by Rebecca Walker
The Rut is a 3-day mountain running event in Big Sky, Montana. It is also part of the Skyrunner Series (both USA & World). There is a decent amount of prize money, over $5,000 this year, so the race can draw some talented athletes. The Rut takes place over Labor Day weekend. For 2019, registration opens on January 8 at 8 am MST – mark your calendar! The 28K sold out in less than 3 hours last year.
The Rut has something for everyone in terms of distance and ability.
The long weekend begins with the “running” the Lone Peak vertical kilometer – 3 miles with over 3600’ of climbing.
Probably the most popular distance, and the one I ran, the 28K. 17.6 miles with 7,800’ of climbing, including summiting Lone Peak (11,166’). After the 28k course closes there is a kid’s race, which is considered the highlight of the weekend.
Events are the 50K (10,500’ of climbing) and the 11K, which Ariel (age 12) ran, boasts an impressive 1,700’ of climbing. Chatting with spectators that day I learned there would be several kids as young as age 7 running! There were 15 people that completed the inaugural “trifecta” of running all three days! (Yep, that’s over 52 miles and 21,700’ of climbing!)
- A challenge! No matter which distance you’re running, there is going to be climbing (and some steeper descents to accompany them. I chose to use trekking poles as I’m not a great climber. They were helpful on the lower, less technical climbs. Some of the later climbing was a little scary – as I had some scrambling and narrow ridges to navigate, all while holding the poles.
- Course markings were impeccable – different colored flags for each distance. Confidence markings on point, no need to learn orienteering for this one.
- Varying terrain – most of the pictures on the website show Lone Peak – which is reminiscent of a Colorado 14er. Lots of scree and talus, as tree line is under 9,000’. For the 28K there are 3 “major” climbs – two of them on the rockier terrain. However, the sections below tree line were nice single track and lined with trees.
- Weather – Unpredictable. In 2016 there was horrible winter weather that forced an alternate route for the 50K and in 2017 temperatures reached the mid 90’s. Going into it, I knew to expect the unexpected. We lucked out with perfect weather. Blue skies and moderate temperatures. Fairly windy on the peaks. Definitely plan for layers as it was cold at the start, warm in the early miles, windy/chilly at the top, then warm again. I wore a light jacket, but arm sleeves would have been preferred as they are easier to use when dealing with a pack.

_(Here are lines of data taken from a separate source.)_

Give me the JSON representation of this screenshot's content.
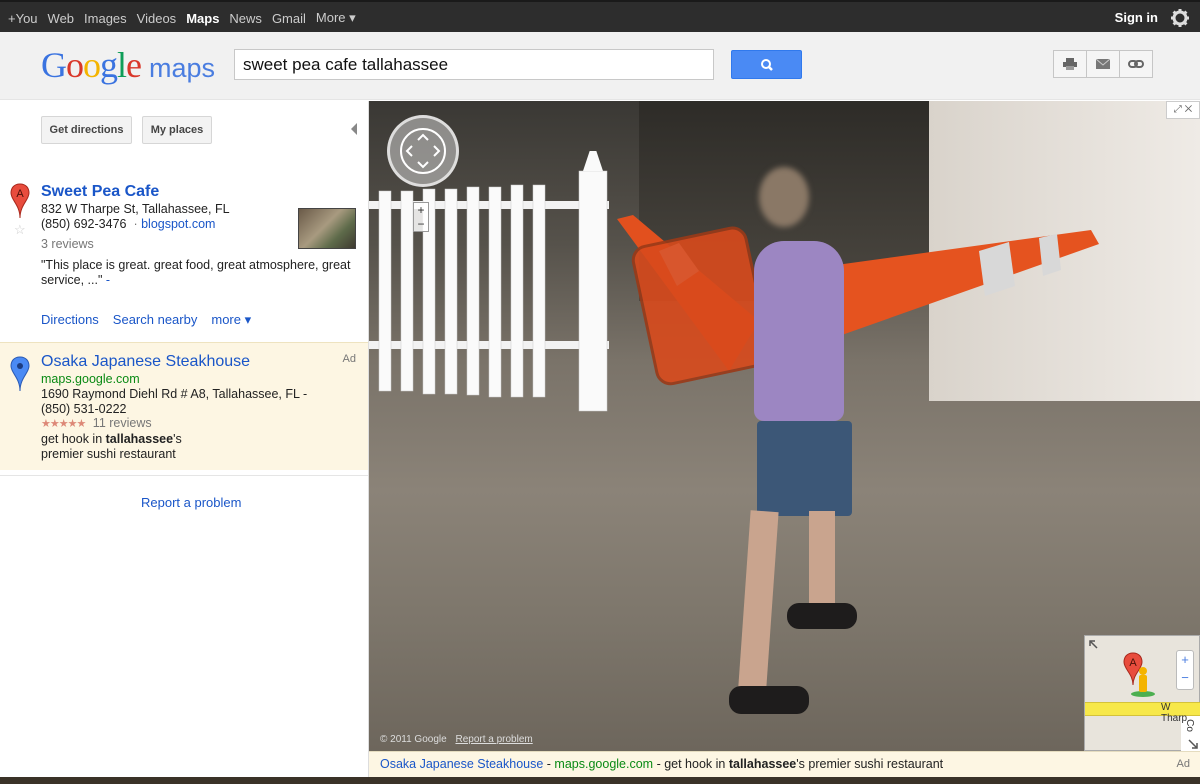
{
  "topnav": {
    "links": [
      "+You",
      "Web",
      "Images",
      "Videos",
      "Maps",
      "News",
      "Gmail",
      "More ▾"
    ],
    "active_index": 4,
    "signin_label": "Sign in",
    "settings_icon": "gear-icon"
  },
  "header": {
    "logo_google": "Google",
    "logo_maps": "maps",
    "search_value": "sweet pea cafe tallahassee",
    "search_icon": "search-icon",
    "tools": [
      "print-icon",
      "email-icon",
      "link-icon"
    ]
  },
  "sidebar": {
    "get_directions_label": "Get directions",
    "my_places_label": "My places",
    "result1": {
      "marker": "A",
      "title": "Sweet Pea Cafe",
      "address": "832 W Tharpe St, Tallahassee, FL",
      "phone": "(850) 692-3476",
      "separator": "·",
      "site": "blogspot.com",
      "reviews": "3 reviews",
      "quote": "\"This place is great. great food, great atmosphere, great",
      "quote2": "service, ...\"",
      "quote_dash": "-",
      "links": {
        "directions": "Directions",
        "search_nearby": "Search nearby",
        "more": "more ▾"
      }
    },
    "ad": {
      "label": "Ad",
      "title": "Osaka Japanese Steakhouse",
      "url": "maps.google.com",
      "address": "1690 Raymond Diehl Rd # A8, Tallahassee, FL -",
      "phone": "(850) 531-0222",
      "rating": 4.5,
      "stars": "★★★★★",
      "reviews": "11 reviews",
      "desc_pre": "get hook in ",
      "desc_bold": "tallahassee",
      "desc_post": "'s",
      "desc2": "premier sushi restaurant"
    },
    "report_problem": "Report a problem"
  },
  "streetview": {
    "copyright": "© 2011 Google",
    "report": "Report a problem",
    "fullscreen_icon": "fullscreen-icon",
    "zoom_in": "+",
    "zoom_out": "−",
    "minimap": {
      "road_label": "W Tharp",
      "side_label": "Co",
      "marker": "A",
      "zoom_in": "+",
      "zoom_out": "−"
    }
  },
  "bottom_ad": {
    "title": "Osaka Japanese Steakhouse",
    "sep1": " - ",
    "url": "maps.google.com",
    "sep2": " - get hook in ",
    "bold": "tallahassee",
    "post": "'s premier sushi restaurant",
    "label": "Ad"
  },
  "colors": {
    "link_blue": "#1a56c8",
    "search_blue": "#4a8af4",
    "ad_bg": "#fdf6e3",
    "marker_red": "#e84c3d",
    "marker_blue": "#4a8af4"
  }
}
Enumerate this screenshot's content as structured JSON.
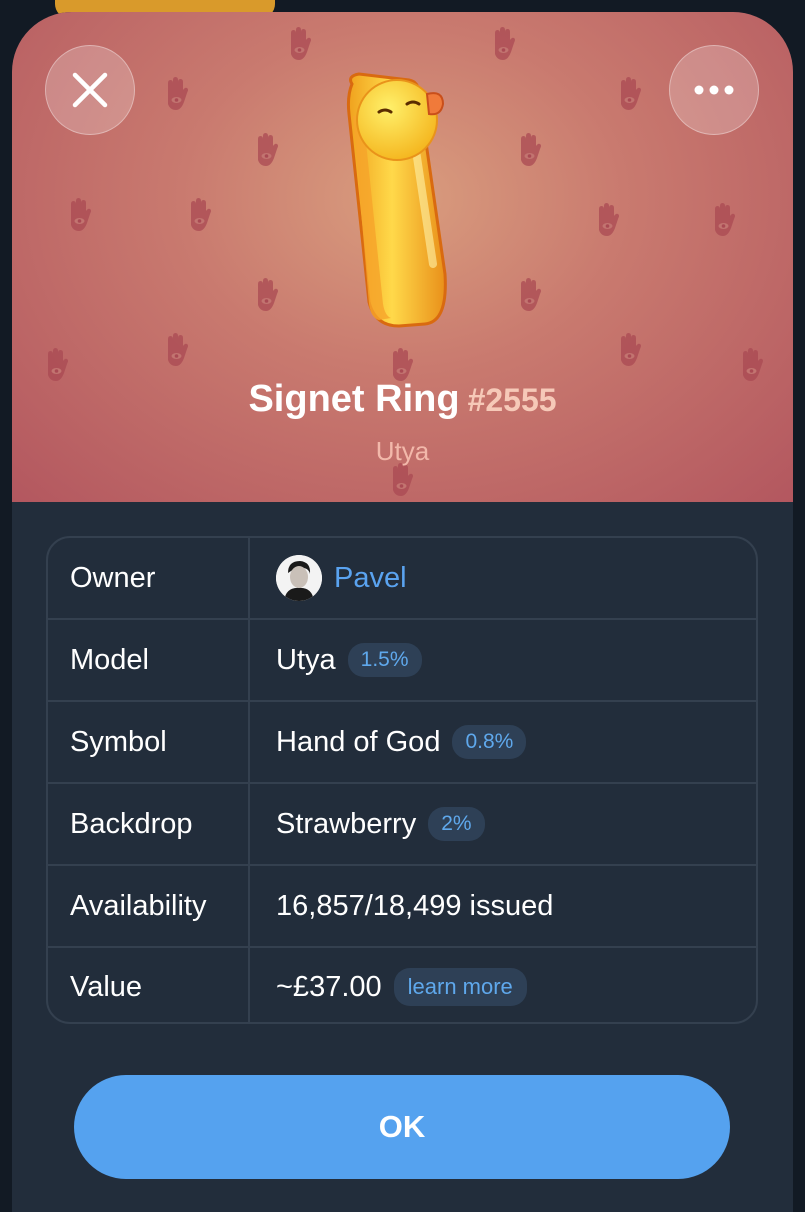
{
  "gift": {
    "name": "Signet Ring",
    "number": "#2555",
    "collection": "Utya"
  },
  "header": {
    "close_icon": "close-icon",
    "more_icon": "more-horizontal-icon",
    "backdrop_color": "#c97a6f",
    "pattern_icon": "hand-of-god-icon"
  },
  "details": {
    "owner": {
      "label": "Owner",
      "value": "Pavel"
    },
    "model": {
      "label": "Model",
      "value": "Utya",
      "rarity": "1.5%"
    },
    "symbol": {
      "label": "Symbol",
      "value": "Hand of God",
      "rarity": "0.8%"
    },
    "backdrop": {
      "label": "Backdrop",
      "value": "Strawberry",
      "rarity": "2%"
    },
    "availability": {
      "label": "Availability",
      "value": "16,857/18,499 issued"
    },
    "value": {
      "label": "Value",
      "value": "~£37.00",
      "link": "learn more"
    }
  },
  "actions": {
    "ok_label": "OK"
  },
  "colors": {
    "accent": "#55a2ef",
    "link": "#5aa3f0",
    "sheet": "#222d3b"
  }
}
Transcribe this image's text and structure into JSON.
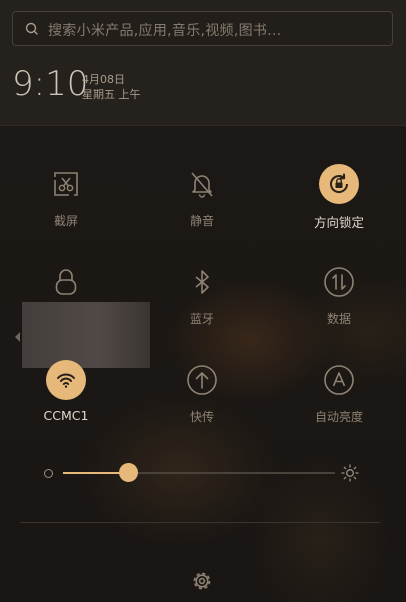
{
  "search": {
    "placeholder": "搜索小米产品,应用,音乐,视频,图书..."
  },
  "status": {
    "time": "9:10",
    "date": "4月08日",
    "weekday": "星期五 上午"
  },
  "toggles": [
    {
      "id": "screenshot",
      "label": "截屏",
      "icon": "screenshot-icon",
      "active": false
    },
    {
      "id": "mute",
      "label": "静音",
      "icon": "bell-off-icon",
      "active": false
    },
    {
      "id": "rotation",
      "label": "方向锁定",
      "icon": "rotation-lock-icon",
      "active": true
    },
    {
      "id": "lock",
      "label": "",
      "icon": "lock-icon",
      "active": false
    },
    {
      "id": "bluetooth",
      "label": "蓝牙",
      "icon": "bluetooth-icon",
      "active": false
    },
    {
      "id": "data",
      "label": "数据",
      "icon": "data-icon",
      "active": false
    },
    {
      "id": "wifi",
      "label": "CCMC1",
      "icon": "wifi-icon",
      "active": true
    },
    {
      "id": "transfer",
      "label": "快传",
      "icon": "upload-icon",
      "active": false
    },
    {
      "id": "autobright",
      "label": "自动亮度",
      "icon": "auto-brightness-icon",
      "active": false
    }
  ],
  "brightness": {
    "level": 0.24
  },
  "colors": {
    "accent": "#e6b87a",
    "background": "#1a1613",
    "icon": "#9b8f80"
  }
}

- The 28K had just three aid stations, with time cutoffs for the last two. Mileage-wise they weren’t too far apart, but if you are a slower climber (like me), be sure to carry enough water for a few hours.
- Extras – For the last few years there has been a local tattoo artist doing race-specific tattoos for free!! (With a recommended donation)
- My daughter Ariel and I both exceeded our goals. Mine was to just beat cutoff, and Ariel had a fairly modest time goal. She ended up getting 2nd in her age group (under 19!), running the last half with the 3rd place finisher, a local.
- Fly into Bozeman and rent a car. There may be inexpensive hotels to stay at north of Big Sky, but we didn’t come from that direction. I started looking at lodging/travel immediately after registering and lots of places were already booked. So if you are planning on running, it wouldn’t hurt to reserve things sooner rather than later.
Drive! There are a handful of different routes – the quickest way is boring, up I-25. We drove the scenic route). Do keep in mind that you’ll go through both Yellowstone and Grand Teton, so there are 2 entrances fees (unless you have an annual National Parks pass). Tip for the parks – have cash. If you are camping, some places are cash only (and don’t give change). We spent three days camping in the parks on our way home – perfect time of year for recovery hiking.
- Lodging in Big Sky is pricey – it’s a resort / ski town, so be prepared to spend some money if you want to stay there. There are places to camp within 20-30 minutes, but they are first come, first serve. We lucked out our first night and got a spot at Red Cliff. Second night, not so lucky, we ended up car camping.
If you plan on driving, know that there is very little cell service (at least for me, I have AT&T). It certainly could be beneficial to have a paper map instead of relying solely on your phone for directions/maps, etc.